• [WORK TASK]: In full and without alteration, print the records below, minus any images.

• [DATASET ENTRIES]:

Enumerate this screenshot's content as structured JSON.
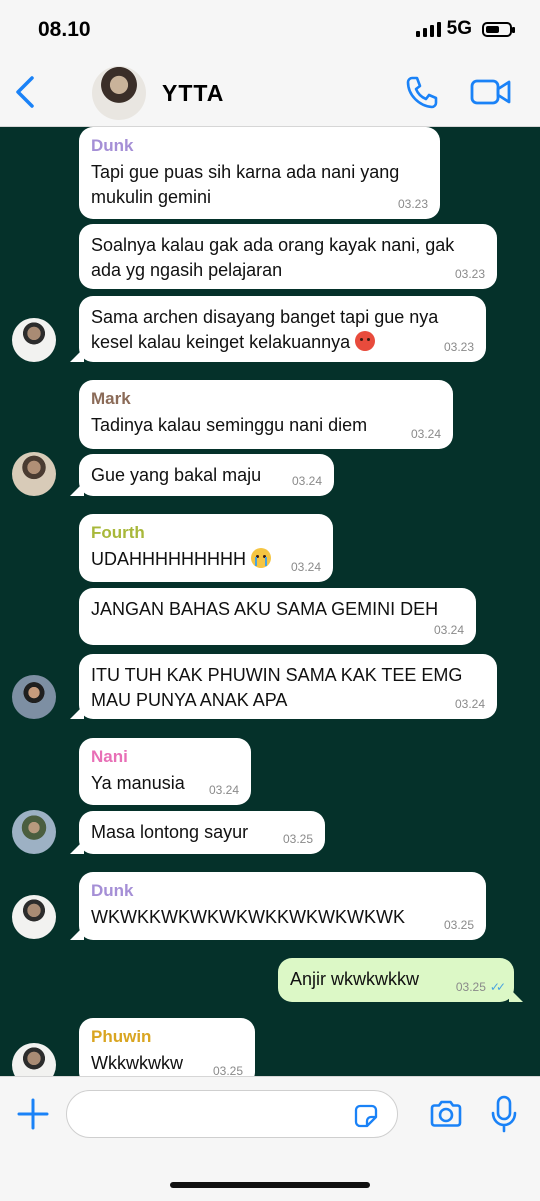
{
  "status_bar": {
    "time": "08.10",
    "network": "5G",
    "battery_level": 0.6
  },
  "header": {
    "title": "YTTA",
    "back_icon": "chevron-left-icon",
    "call_icon": "phone-icon",
    "video_icon": "video-camera-icon"
  },
  "colors": {
    "accent": "#1a82f7",
    "chat_background": "#05312a",
    "incoming_bubble": "#ffffff",
    "outgoing_bubble": "#dcf8c6"
  },
  "messages": [
    {
      "sender": "Dunk",
      "sender_color": "#a58fd6",
      "text": "Tapi gue puas sih karna ada nani yang mukulin gemini",
      "time": "03.23",
      "direction": "in"
    },
    {
      "text": "Soalnya kalau gak ada orang kayak nani, gak ada yg ngasih pelajaran",
      "time": "03.23",
      "direction": "in"
    },
    {
      "text": "Sama archen disayang banget tapi gue nya kesel kalau keinget kelakuannya",
      "emoji": "angry-face-emoji",
      "time": "03.23",
      "direction": "in"
    },
    {
      "sender": "Mark",
      "sender_color": "#8b6b58",
      "text": "Tadinya kalau seminggu nani diem",
      "time": "03.24",
      "direction": "in"
    },
    {
      "text": "Gue yang bakal maju",
      "time": "03.24",
      "direction": "in"
    },
    {
      "sender": "Fourth",
      "sender_color": "#a8b83a",
      "text": "UDAHHHHHHHHH",
      "emoji": "crying-face-emoji",
      "time": "03.24",
      "direction": "in"
    },
    {
      "text": "JANGAN BAHAS AKU SAMA GEMINI DEH",
      "time": "03.24",
      "direction": "in"
    },
    {
      "text": "ITU TUH KAK PHUWIN SAMA KAK TEE EMG MAU PUNYA ANAK APA",
      "time": "03.24",
      "direction": "in"
    },
    {
      "sender": "Nani",
      "sender_color": "#e86fb6",
      "text": "Ya manusia",
      "time": "03.24",
      "direction": "in"
    },
    {
      "text": "Masa lontong sayur",
      "time": "03.25",
      "direction": "in"
    },
    {
      "sender": "Dunk",
      "sender_color": "#a58fd6",
      "text": "WKWKKWKWKWKWKKWKWKWKWK",
      "time": "03.25",
      "direction": "in"
    },
    {
      "text": "Anjir wkwkwkkw",
      "time": "03.25",
      "direction": "out",
      "status": "read"
    },
    {
      "sender": "Phuwin",
      "sender_color": "#d9a521",
      "text": "Wkkwkwkw",
      "time": "03.25",
      "direction": "in"
    }
  ],
  "input": {
    "placeholder": "",
    "value": ""
  },
  "input_icons": {
    "add": "plus-icon",
    "sticker": "sticker-icon",
    "camera": "camera-icon",
    "mic": "microphone-icon"
  }
}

• [EXPECTED ANSWER]:
Enumerate this screenshot's content as structured JSON.
{
  "status_bar": {
    "time": "08.10",
    "network": "5G",
    "battery_level": 0.6
  },
  "header": {
    "title": "YTTA",
    "back_icon": "chevron-left-icon",
    "call_icon": "phone-icon",
    "video_icon": "video-camera-icon"
  },
  "colors": {
    "accent": "#1a82f7",
    "chat_background": "#05312a",
    "incoming_bubble": "#ffffff",
    "outgoing_bubble": "#dcf8c6"
  },
  "messages": [
    {
      "sender": "Dunk",
      "sender_color": "#a58fd6",
      "text": "Tapi gue puas sih karna ada nani yang mukulin gemini",
      "time": "03.23",
      "direction": "in"
    },
    {
      "text": "Soalnya kalau gak ada orang kayak nani, gak ada yg ngasih pelajaran",
      "time": "03.23",
      "direction": "in"
    },
    {
      "text": "Sama archen disayang banget tapi gue nya kesel kalau keinget kelakuannya",
      "emoji": "angry-face-emoji",
      "time": "03.23",
      "direction": "in"
    },
    {
      "sender": "Mark",
      "sender_color": "#8b6b58",
      "text": "Tadinya kalau seminggu nani diem",
      "time": "03.24",
      "direction": "in"
    },
    {
      "text": "Gue yang bakal maju",
      "time": "03.24",
      "direction": "in"
    },
    {
      "sender": "Fourth",
      "sender_color": "#a8b83a",
      "text": "UDAHHHHHHHHH",
      "emoji": "crying-face-emoji",
      "time": "03.24",
      "direction": "in"
    },
    {
      "text": "JANGAN BAHAS AKU SAMA GEMINI DEH",
      "time": "03.24",
      "direction": "in"
    },
    {
      "text": "ITU TUH KAK PHUWIN SAMA KAK TEE EMG MAU PUNYA ANAK APA",
      "time": "03.24",
      "direction": "in"
    },
    {
      "sender": "Nani",
      "sender_color": "#e86fb6",
      "text": "Ya manusia",
      "time": "03.24",
      "direction": "in"
    },
    {
      "text": "Masa lontong sayur",
      "time": "03.25",
      "direction": "in"
    },
    {
      "sender": "Dunk",
      "sender_color": "#a58fd6",
      "text": "WKWKKWKWKWKWKKWKWKWKWK",
      "time": "03.25",
      "direction": "in"
    },
    {
      "text": "Anjir wkwkwkkw",
      "time": "03.25",
      "direction": "out",
      "status": "read"
    },
    {
      "sender": "Phuwin",
      "sender_color": "#d9a521",
      "text": "Wkkwkwkw",
      "time": "03.25",
      "direction": "in"
    }
  ],
  "input": {
    "placeholder": "",
    "value": ""
  },
  "input_icons": {
    "add": "plus-icon",
    "sticker": "sticker-icon",
    "camera": "camera-icon",
    "mic": "microphone-icon"
  }
}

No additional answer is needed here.